- Do you have friends or family who are Q-Anon followers? How have you tried to engage them? Is there anything that seems true or compelling to you about the theories – and on what do you base your belief?
- How do we persist past the religion of our own “whims and lusts,” in the words of Jude? How much of your spiritual and religious beliefs in general would you say are a result of your own confirmation bias? How do you challenge your own thinking and keep growing, being “transformed by the renewal of your mind” as Romans urges?
- What is the core of Christianity for you? How does your faith influence your vote?
But remember, dear friends, that the apostles of our Master, Jesus Christ, told us this would happen: “In the last days there will be people who don’t take these things seriously anymore. They’ll treat them like a joke, and make a religion of their own whims and lusts.” - Jude 1:17-18 (MSG)
In the mid-first century, when Matthew and Luke were writing down their Gospels, they both included a trove of Jesus’ sayings called the “Q source.” When the New Testament’s table of contents was compiled, it excluded other texts like the Gospel of Thomas and the Gospel of Mary, and gave privilege of place to Matthew, Luke … and Q.
How were the decisions made about which Gospels to keep, and which to cast away? Was it sexism and patriarchy? An attempt to exert control over the populace as the hippie Way of Jesus hardened into a state religion?
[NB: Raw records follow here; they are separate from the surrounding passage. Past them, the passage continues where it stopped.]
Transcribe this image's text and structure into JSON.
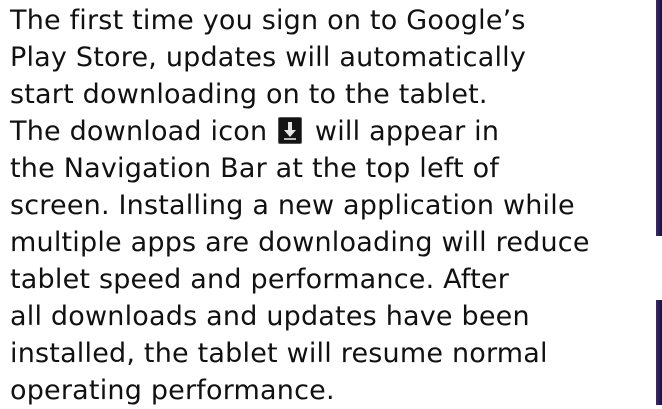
{
  "document": {
    "lines": [
      "The first time you sign on to Google’s",
      "Play Store, updates will automatically",
      "start downloading on to the tablet.",
      "The download icon",
      "will appear in",
      "the Navigation Bar at the top left of",
      "screen.  Installing a new application while",
      "multiple apps are downloading will reduce",
      "tablet speed and performance.  After",
      "all downloads and updates have been",
      "installed, the tablet will resume normal",
      "operating performance."
    ],
    "inline_icon": "download-icon"
  },
  "colors": {
    "text": "#111111",
    "icon_bg": "#141414",
    "edge": "#2a1e55"
  }
}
Or was Q closer to the truth than Mary or Thomas’s tellings?
Who gets to decide what truth is, and what criteria do they use?
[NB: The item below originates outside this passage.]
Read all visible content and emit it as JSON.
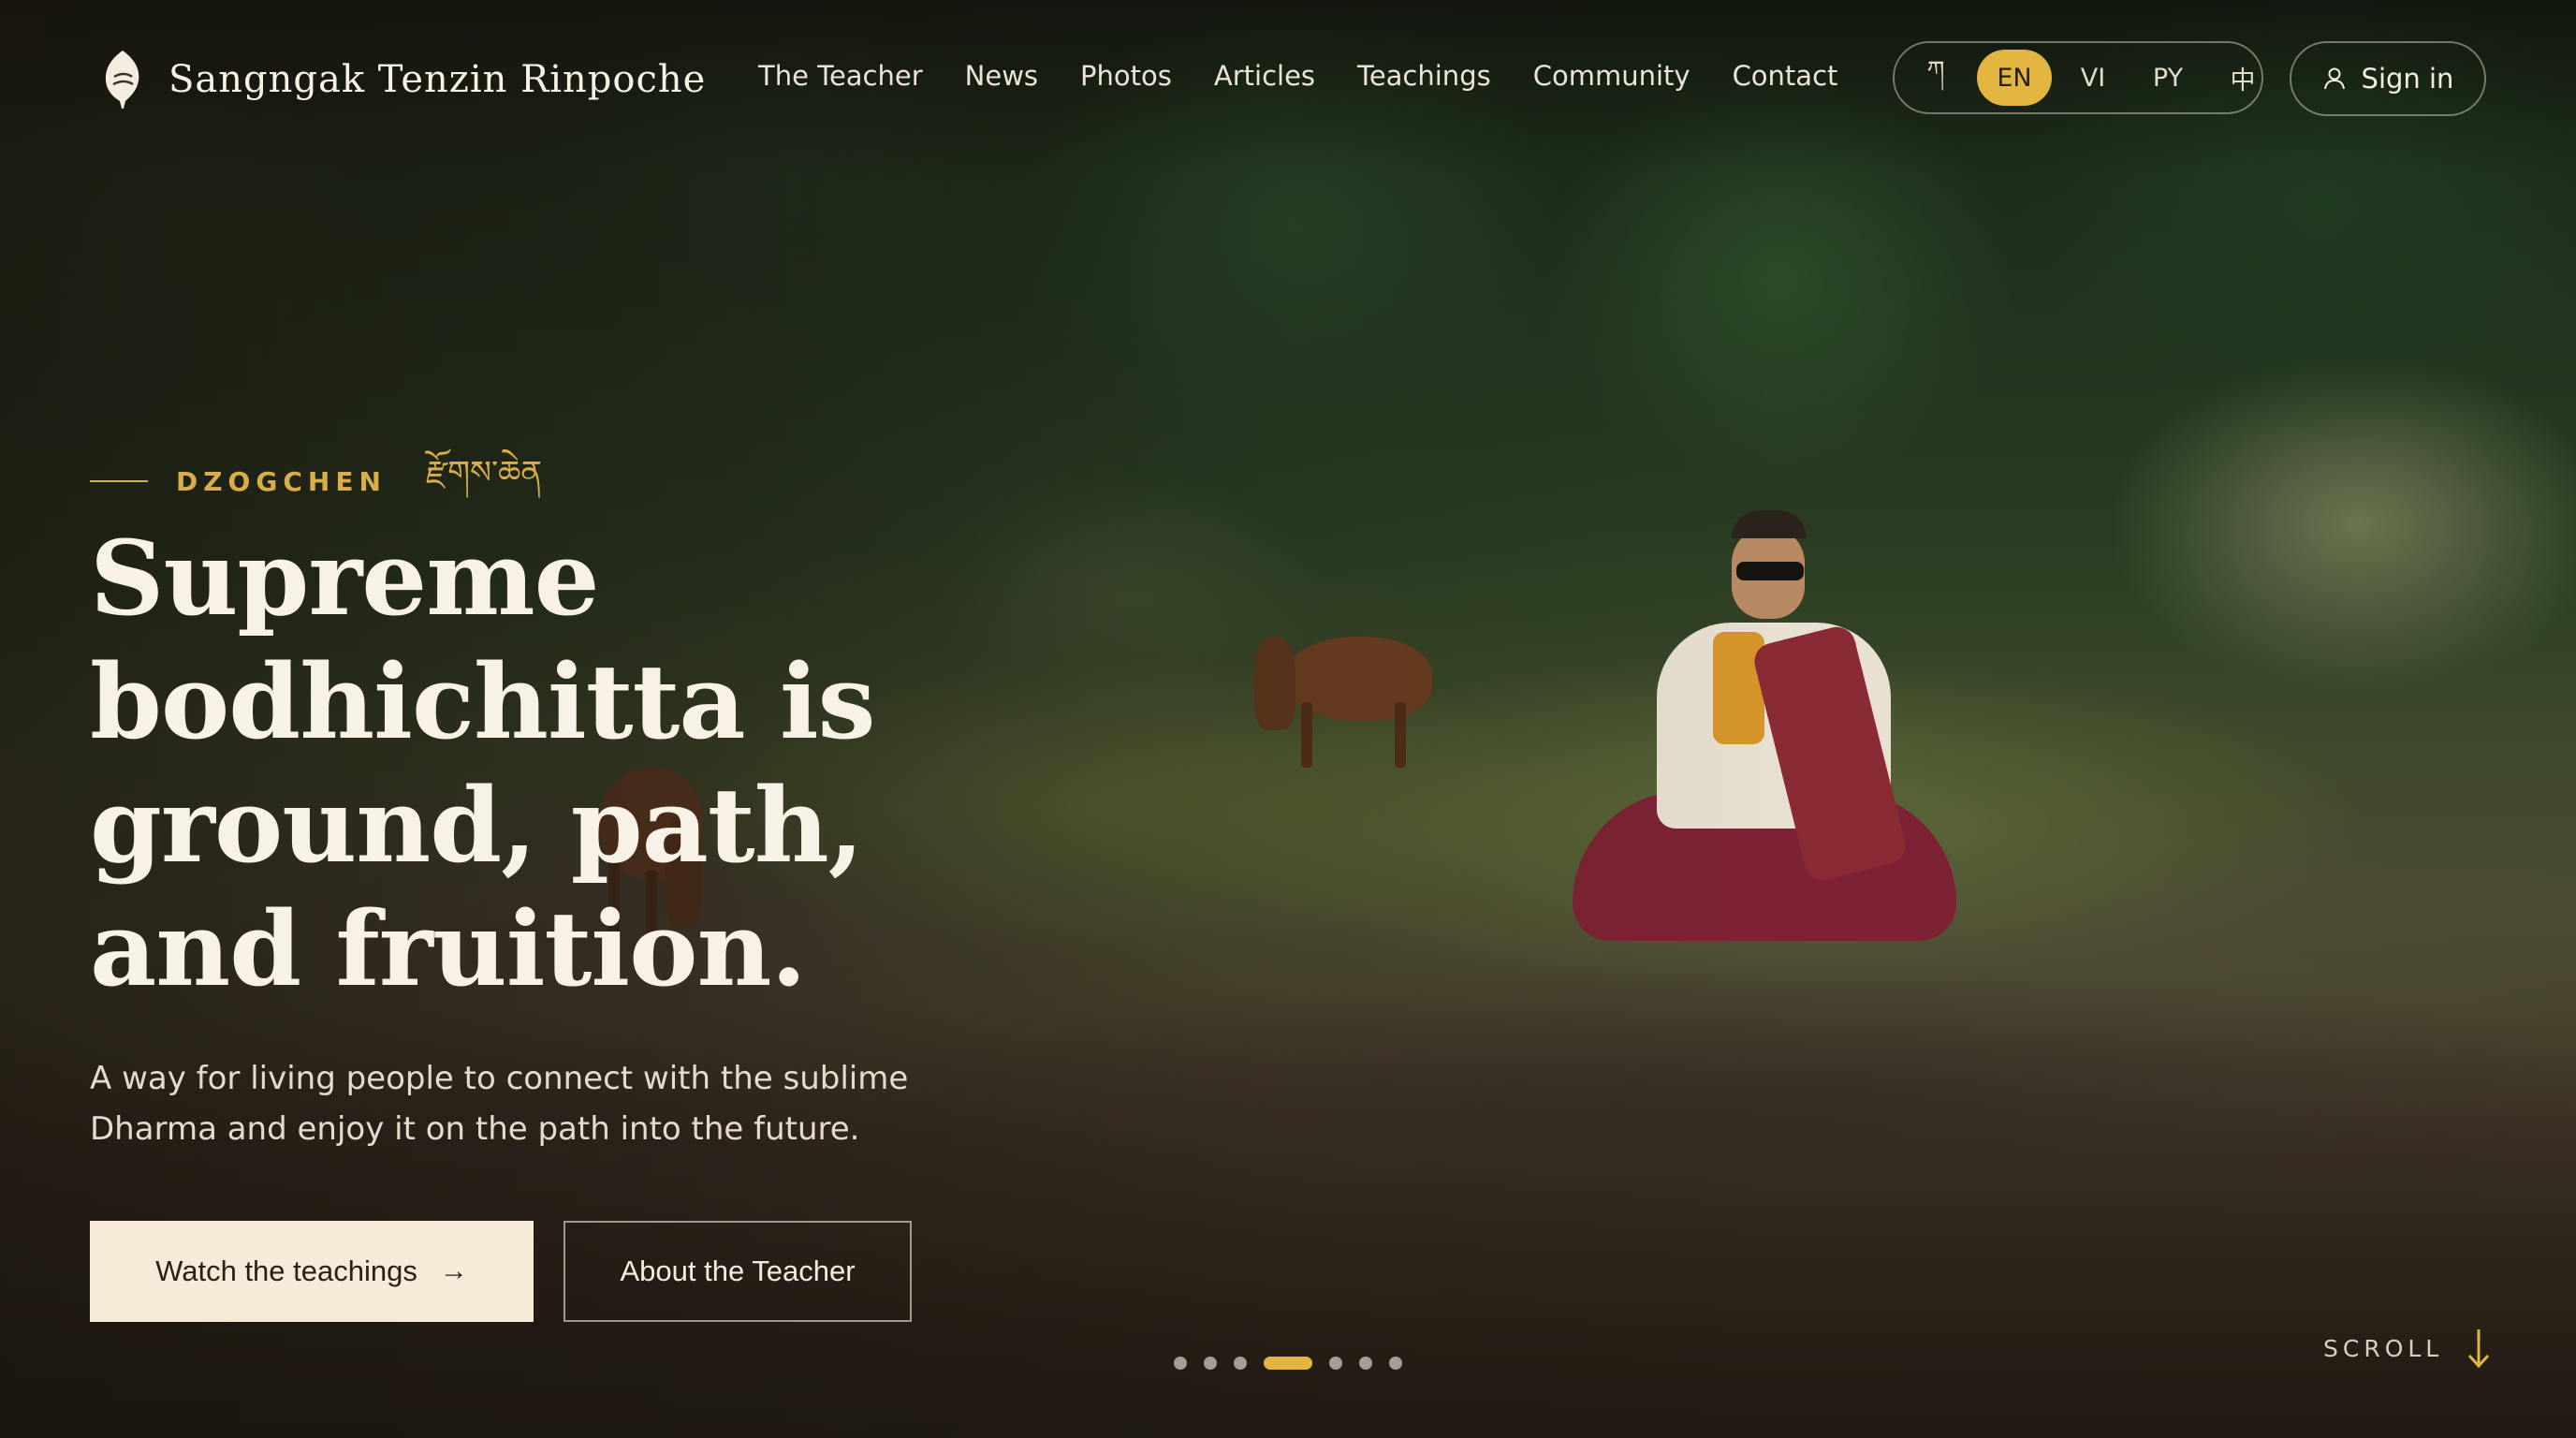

There is a new Q circulating in our culture today that has nothing to do with Jesus, although many of the people proclaiming it are Christians. I’m talking about QAnon, the “big tent conspiracy theory that falsely claims President Trump is facing down a shadowy cabal of Democratic pedophiles.”
There’s no evidence to the QAnon theories, but they have become gospel for many true believers, some of whom have incited violence or attempted murder in their zealotry. In fact, the lack of evidence seems to be what is most convincing – “proof” of mainstream media’s complicity.
This doesn’t leave much room for reasonable discussion in a polarized electorate. Occam’s razor says that between “two explanations that account for all the facts, the simpler one is more likely to be correct” (Britannica.com). But what if one explanation contains no facts at all?
Thing is: religion and even spirituality have never really cared much about facts. Most of our Bible is hearsay. So how do we persist past the religion of “our own whims and lusts” here in our own last days? How do we quell QAnon, which is making a joke of such serious things while also doing great harm?
God: Restore us to sense, reason, courage, and love, as the world burns. Let what is true, and beautiful, and brave, endure. Amen.
Molly Baskette is Senior Minister of First Congregational Church UCC in Berkeley, California, and the author of the best-selling Real Good Church, Standing Naked Before God, and her newest baby, Bless This Mess: A Modern Guide to Faith and Parenting in a Chaotic World.